This information is educational only and shall not be construed as legal advice. Please consult your attorney prior to relying on any information in this article.

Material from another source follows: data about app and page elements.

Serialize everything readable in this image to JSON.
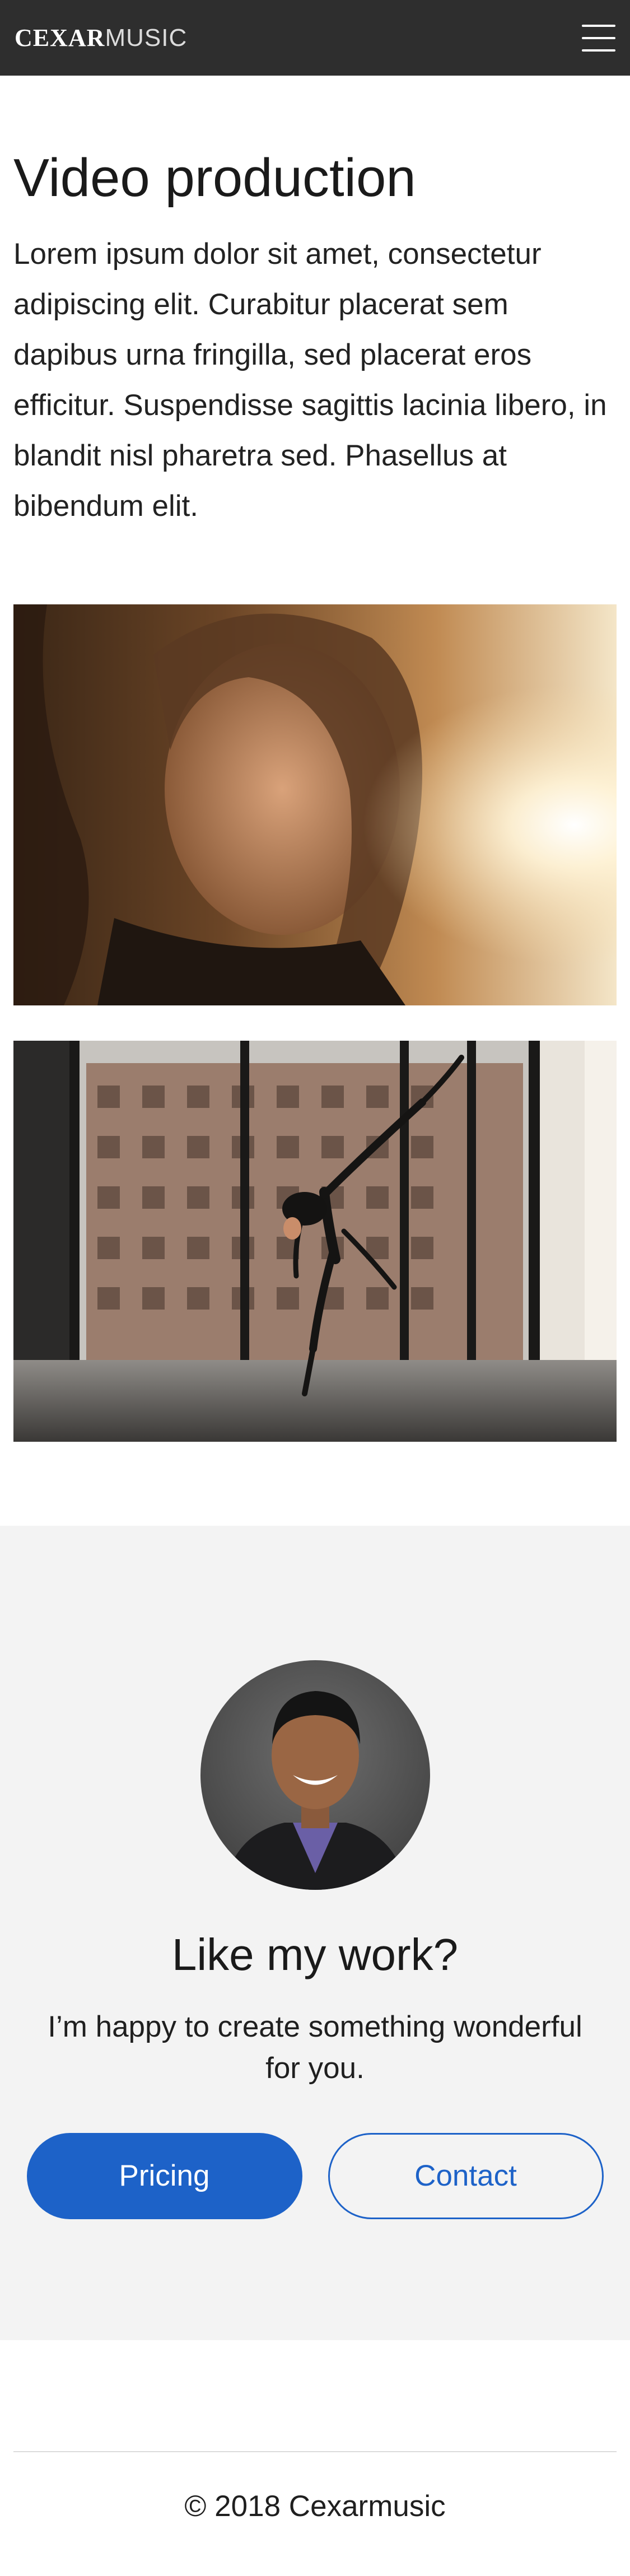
{
  "navbar": {
    "brand_bold": "CEXAR",
    "brand_light": "MUSIC"
  },
  "main": {
    "title": "Video production",
    "intro": "Lorem ipsum dolor sit amet, consectetur adipiscing elit. Curabitur placerat sem dapibus urna fringilla, sed placerat eros efficitur. Suspendisse sagittis lacinia libero, in blandit nisl pharetra sed. Phasellus at bibendum elit."
  },
  "cta": {
    "title": "Like my work?",
    "text": "I’m happy to create something wonderful for you.",
    "pricing_label": "Pricing",
    "contact_label": "Contact"
  },
  "footer": {
    "copyright": "© 2018 Cexarmusic"
  },
  "colors": {
    "navbar_bg": "#2e2e2e",
    "accent": "#1d62c8",
    "cta_bg": "#f3f3f3"
  },
  "icons": {
    "menu": "hamburger-menu-icon"
  }
}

Charlie Alovisetti is a senior associate and co-chair of the corporate department at Vicente Sederberg LLC. Prior to joining Vicente Sederberg, Charlie worked as an associate in the New York offices of Latham & Watkins and Goodwin where his practice focused on representing private equity sponsors and their portfolio companies, as well as public companies, in a range of corporate transactions, including mergers, stock and asset acquisitions and divestitures, growth equity investments, venture capital investments, and debt financings. In addition, Charlie has experience counseling portfolio and emerging growth companies with respect to general corporate and commercial matters and all aspects of compensation arrangements, including executive employment and consulting agreements, stock option plans, restricted stock plans, bonus plans, and other management incentive arrangements. Charlie has experience in both U.S. and cross-border transactions, and has advised clients across a range of industries including cannabis, technology, manufacturing, software, digital media, energy and clean tech, healthcare, and biotech. He holds a Bachelor of Arts, with honors, from McGill University and a law degree from Columbia Law School, where he was a Harlan Fiske Stone Scholar. Charlie is admitted to practice in both Colorado and New York.